*** Opening of Entries provided ***

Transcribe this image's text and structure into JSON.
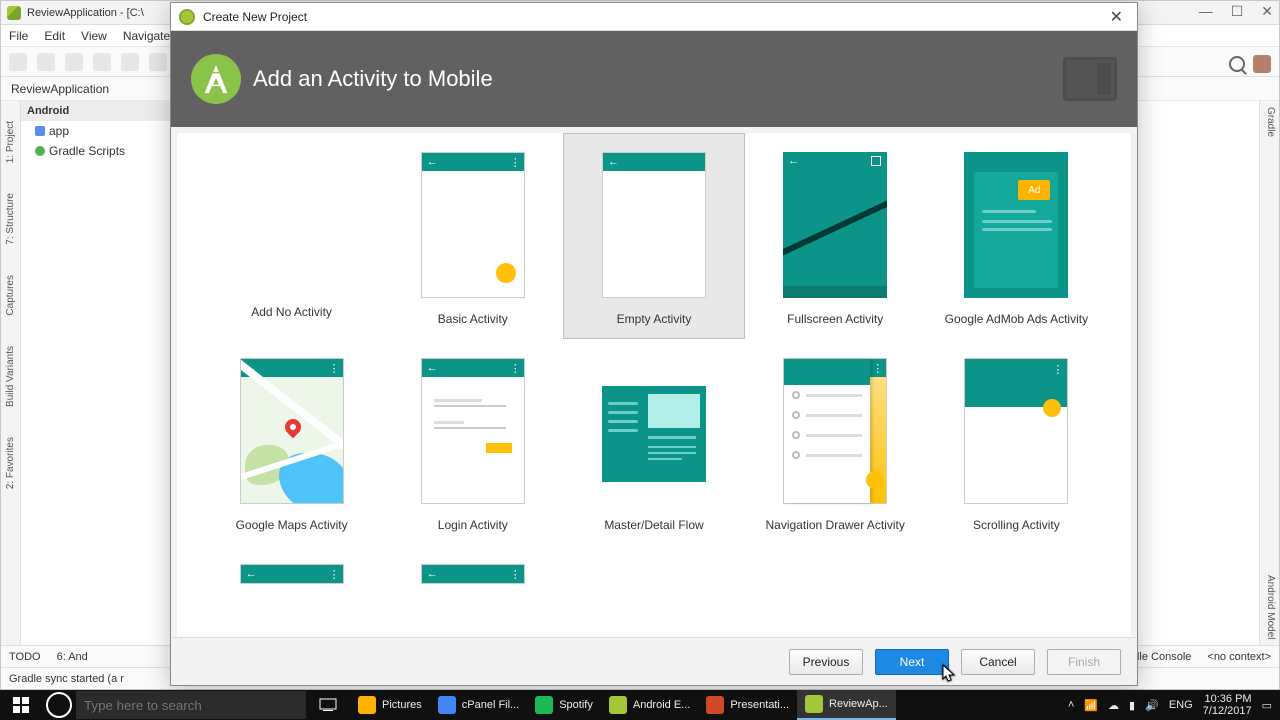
{
  "ide": {
    "title": "ReviewApplication - [C:\\",
    "menu": [
      "File",
      "Edit",
      "View",
      "Navigate"
    ],
    "breadcrumb": "ReviewApplication",
    "project": {
      "header": "Android",
      "nodes": [
        {
          "icon": "#5b8def",
          "label": "app"
        },
        {
          "icon": "#4caf50",
          "label": "Gradle Scripts"
        }
      ]
    },
    "left_tools": [
      "1: Project",
      "7: Structure",
      "Captures",
      "Build Variants",
      "2: Favorites"
    ],
    "right_tools": [
      "Gradle",
      "Android Model"
    ],
    "status_left": [
      "TODO",
      "6: And"
    ],
    "status_msg": "Gradle sync started (a r",
    "status_right": [
      "Gradle Console",
      "<no context>"
    ],
    "win_controls": [
      "—",
      "☐",
      "✕"
    ]
  },
  "dialog": {
    "title": "Create New Project",
    "heading": "Add an Activity to Mobile",
    "activities": [
      {
        "key": "none",
        "label": "Add No Activity"
      },
      {
        "key": "basic",
        "label": "Basic Activity"
      },
      {
        "key": "empty",
        "label": "Empty Activity",
        "selected": true
      },
      {
        "key": "fullscreen",
        "label": "Fullscreen Activity"
      },
      {
        "key": "admob",
        "label": "Google AdMob Ads Activity",
        "ad_text": "Ad"
      },
      {
        "key": "maps",
        "label": "Google Maps Activity"
      },
      {
        "key": "login",
        "label": "Login Activity"
      },
      {
        "key": "master",
        "label": "Master/Detail Flow"
      },
      {
        "key": "navd",
        "label": "Navigation Drawer Activity"
      },
      {
        "key": "scroll",
        "label": "Scrolling Activity"
      }
    ],
    "buttons": {
      "previous": "Previous",
      "next": "Next",
      "cancel": "Cancel",
      "finish": "Finish"
    }
  },
  "taskbar": {
    "search_placeholder": "Type here to search",
    "items": [
      {
        "color": "#ffb300",
        "label": "Pictures"
      },
      {
        "color": "#4285f4",
        "label": "cPanel Fil..."
      },
      {
        "color": "#1db954",
        "label": "Spotify"
      },
      {
        "color": "#a4c639",
        "label": "Android E..."
      },
      {
        "color": "#d24726",
        "label": "Presentati..."
      },
      {
        "color": "#a4c639",
        "label": "ReviewAp...",
        "active": true
      }
    ],
    "lang": "ENG",
    "time": "10:36 PM",
    "date": "7/12/2017"
  }
}
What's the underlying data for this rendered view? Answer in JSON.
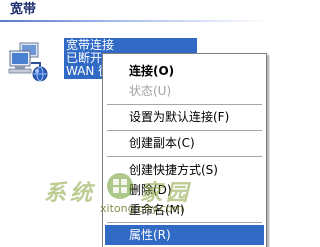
{
  "group": {
    "title": "宽带"
  },
  "connection": {
    "name": "宽带连接",
    "status": "已断开",
    "device": "WAN 微型",
    "icon": "network-connection-icon",
    "selection_color": "#316ac5"
  },
  "menu": {
    "items": [
      {
        "label": "连接(O)",
        "state": "default-bold"
      },
      {
        "label": "状态(U)",
        "state": "disabled"
      },
      {
        "label": "设置为默认连接(F)",
        "state": "normal"
      },
      {
        "label": "创建副本(C)",
        "state": "normal"
      },
      {
        "label": "创建快捷方式(S)",
        "state": "normal"
      },
      {
        "label": "删除(D)",
        "state": "normal"
      },
      {
        "label": "重命名(M)",
        "state": "normal"
      },
      {
        "label": "属性(R)",
        "state": "selected"
      }
    ],
    "highlight_color": "#316ac5"
  },
  "watermark": {
    "text": "xitong city.com",
    "icon": "watermark-logo-icon"
  }
}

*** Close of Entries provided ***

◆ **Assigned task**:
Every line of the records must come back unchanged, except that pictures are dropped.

◆ **Worked solution**:
Transcribe this image's text and structure into JSON.
{
  "ide": {
    "title": "ReviewApplication - [C:\\",
    "menu": [
      "File",
      "Edit",
      "View",
      "Navigate"
    ],
    "breadcrumb": "ReviewApplication",
    "project": {
      "header": "Android",
      "nodes": [
        {
          "icon": "#5b8def",
          "label": "app"
        },
        {
          "icon": "#4caf50",
          "label": "Gradle Scripts"
        }
      ]
    },
    "left_tools": [
      "1: Project",
      "7: Structure",
      "Captures",
      "Build Variants",
      "2: Favorites"
    ],
    "right_tools": [
      "Gradle",
      "Android Model"
    ],
    "status_left": [
      "TODO",
      "6: And"
    ],
    "status_msg": "Gradle sync started (a r",
    "status_right": [
      "Gradle Console",
      "<no context>"
    ],
    "win_controls": [
      "—",
      "☐",
      "✕"
    ]
  },
  "dialog": {
    "title": "Create New Project",
    "heading": "Add an Activity to Mobile",
    "activities": [
      {
        "key": "none",
        "label": "Add No Activity"
      },
      {
        "key": "basic",
        "label": "Basic Activity"
      },
      {
        "key": "empty",
        "label": "Empty Activity",
        "selected": true
      },
      {
        "key": "fullscreen",
        "label": "Fullscreen Activity"
      },
      {
        "key": "admob",
        "label": "Google AdMob Ads Activity",
        "ad_text": "Ad"
      },
      {
        "key": "maps",
        "label": "Google Maps Activity"
      },
      {
        "key": "login",
        "label": "Login Activity"
      },
      {
        "key": "master",
        "label": "Master/Detail Flow"
      },
      {
        "key": "navd",
        "label": "Navigation Drawer Activity"
      },
      {
        "key": "scroll",
        "label": "Scrolling Activity"
      }
    ],
    "buttons": {
      "previous": "Previous",
      "next": "Next",
      "cancel": "Cancel",
      "finish": "Finish"
    }
  },
  "taskbar": {
    "search_placeholder": "Type here to search",
    "items": [
      {
        "color": "#ffb300",
        "label": "Pictures"
      },
      {
        "color": "#4285f4",
        "label": "cPanel Fil..."
      },
      {
        "color": "#1db954",
        "label": "Spotify"
      },
      {
        "color": "#a4c639",
        "label": "Android E..."
      },
      {
        "color": "#d24726",
        "label": "Presentati..."
      },
      {
        "color": "#a4c639",
        "label": "ReviewAp...",
        "active": true
      }
    ],
    "lang": "ENG",
    "time": "10:36 PM",
    "date": "7/12/2017"
  }
}
What's the underlying data for this rendered view? Answer in JSON.
{
  "group": {
    "title": "宽带"
  },
  "connection": {
    "name": "宽带连接",
    "status": "已断开",
    "device": "WAN 微型",
    "icon": "network-connection-icon",
    "selection_color": "#316ac5"
  },
  "menu": {
    "items": [
      {
        "label": "连接(O)",
        "state": "default-bold"
      },
      {
        "label": "状态(U)",
        "state": "disabled"
      },
      {
        "label": "设置为默认连接(F)",
        "state": "normal"
      },
      {
        "label": "创建副本(C)",
        "state": "normal"
      },
      {
        "label": "创建快捷方式(S)",
        "state": "normal"
      },
      {
        "label": "删除(D)",
        "state": "normal"
      },
      {
        "label": "重命名(M)",
        "state": "normal"
      },
      {
        "label": "属性(R)",
        "state": "selected"
      }
    ],
    "highlight_color": "#316ac5"
  },
  "watermark": {
    "text": "xitong city.com",
    "icon": "watermark-logo-icon"
  }
}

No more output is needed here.